■ Task directions
From the entries, copy out every line in which the word "News" is found.

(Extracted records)
***
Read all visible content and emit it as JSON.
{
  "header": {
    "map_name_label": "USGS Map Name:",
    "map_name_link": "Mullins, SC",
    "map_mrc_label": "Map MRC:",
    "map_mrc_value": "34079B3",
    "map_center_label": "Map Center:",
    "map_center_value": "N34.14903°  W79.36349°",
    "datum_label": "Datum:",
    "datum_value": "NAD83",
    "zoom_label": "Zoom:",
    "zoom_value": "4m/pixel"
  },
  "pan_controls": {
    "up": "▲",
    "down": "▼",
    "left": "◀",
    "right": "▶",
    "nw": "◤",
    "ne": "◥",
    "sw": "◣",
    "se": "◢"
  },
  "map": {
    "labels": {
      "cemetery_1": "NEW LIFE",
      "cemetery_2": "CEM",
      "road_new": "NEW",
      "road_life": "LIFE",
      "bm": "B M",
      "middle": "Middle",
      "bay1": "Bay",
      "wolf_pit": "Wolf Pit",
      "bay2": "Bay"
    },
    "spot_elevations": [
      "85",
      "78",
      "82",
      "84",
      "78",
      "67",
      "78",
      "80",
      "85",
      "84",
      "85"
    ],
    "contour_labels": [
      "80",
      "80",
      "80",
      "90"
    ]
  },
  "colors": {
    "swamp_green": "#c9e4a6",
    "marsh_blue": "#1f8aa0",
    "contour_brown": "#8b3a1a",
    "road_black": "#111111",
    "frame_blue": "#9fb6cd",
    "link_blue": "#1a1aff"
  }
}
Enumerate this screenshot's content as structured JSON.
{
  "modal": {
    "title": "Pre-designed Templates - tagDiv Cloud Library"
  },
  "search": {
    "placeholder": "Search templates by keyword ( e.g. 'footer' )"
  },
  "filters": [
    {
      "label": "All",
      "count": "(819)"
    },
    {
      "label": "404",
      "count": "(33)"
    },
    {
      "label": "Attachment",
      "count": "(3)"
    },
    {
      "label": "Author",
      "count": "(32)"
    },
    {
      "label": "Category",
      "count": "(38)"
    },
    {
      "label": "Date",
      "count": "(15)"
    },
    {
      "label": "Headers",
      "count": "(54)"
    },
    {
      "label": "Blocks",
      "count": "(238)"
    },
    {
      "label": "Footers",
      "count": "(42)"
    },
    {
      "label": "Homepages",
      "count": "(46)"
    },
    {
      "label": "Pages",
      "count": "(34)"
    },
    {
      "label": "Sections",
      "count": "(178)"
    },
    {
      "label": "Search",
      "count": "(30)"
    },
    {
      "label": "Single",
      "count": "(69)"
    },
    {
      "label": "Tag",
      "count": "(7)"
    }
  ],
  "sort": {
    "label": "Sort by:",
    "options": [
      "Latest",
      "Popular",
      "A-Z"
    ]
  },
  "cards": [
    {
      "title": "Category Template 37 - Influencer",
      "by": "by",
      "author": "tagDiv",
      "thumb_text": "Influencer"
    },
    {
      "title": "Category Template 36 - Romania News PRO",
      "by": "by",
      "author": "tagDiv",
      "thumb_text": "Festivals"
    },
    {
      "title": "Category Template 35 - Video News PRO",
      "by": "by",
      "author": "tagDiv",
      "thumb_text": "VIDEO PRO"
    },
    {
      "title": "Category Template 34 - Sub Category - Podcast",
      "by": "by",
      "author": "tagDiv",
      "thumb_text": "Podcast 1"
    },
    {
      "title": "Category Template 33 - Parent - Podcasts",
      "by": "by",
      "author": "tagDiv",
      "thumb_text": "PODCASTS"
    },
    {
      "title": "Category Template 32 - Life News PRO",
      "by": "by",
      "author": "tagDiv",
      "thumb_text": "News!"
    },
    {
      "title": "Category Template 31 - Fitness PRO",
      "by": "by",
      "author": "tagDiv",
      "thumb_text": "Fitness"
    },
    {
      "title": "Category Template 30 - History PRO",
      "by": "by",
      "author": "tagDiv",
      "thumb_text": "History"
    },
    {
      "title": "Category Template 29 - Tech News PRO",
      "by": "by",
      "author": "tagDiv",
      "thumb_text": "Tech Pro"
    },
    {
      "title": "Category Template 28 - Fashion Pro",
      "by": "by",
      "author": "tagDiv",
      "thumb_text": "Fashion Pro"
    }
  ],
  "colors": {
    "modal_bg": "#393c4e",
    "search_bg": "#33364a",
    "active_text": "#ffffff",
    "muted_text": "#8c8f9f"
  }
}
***
■ Finished exercise
      "title": "Category Template 36 - Romania News PRO",
      "title": "Category Template 35 - Video News PRO",
      "title": "Category Template 32 - Life News PRO",
      "thumb_text": "News!"
      "title": "Category Template 29 - Tech News PRO",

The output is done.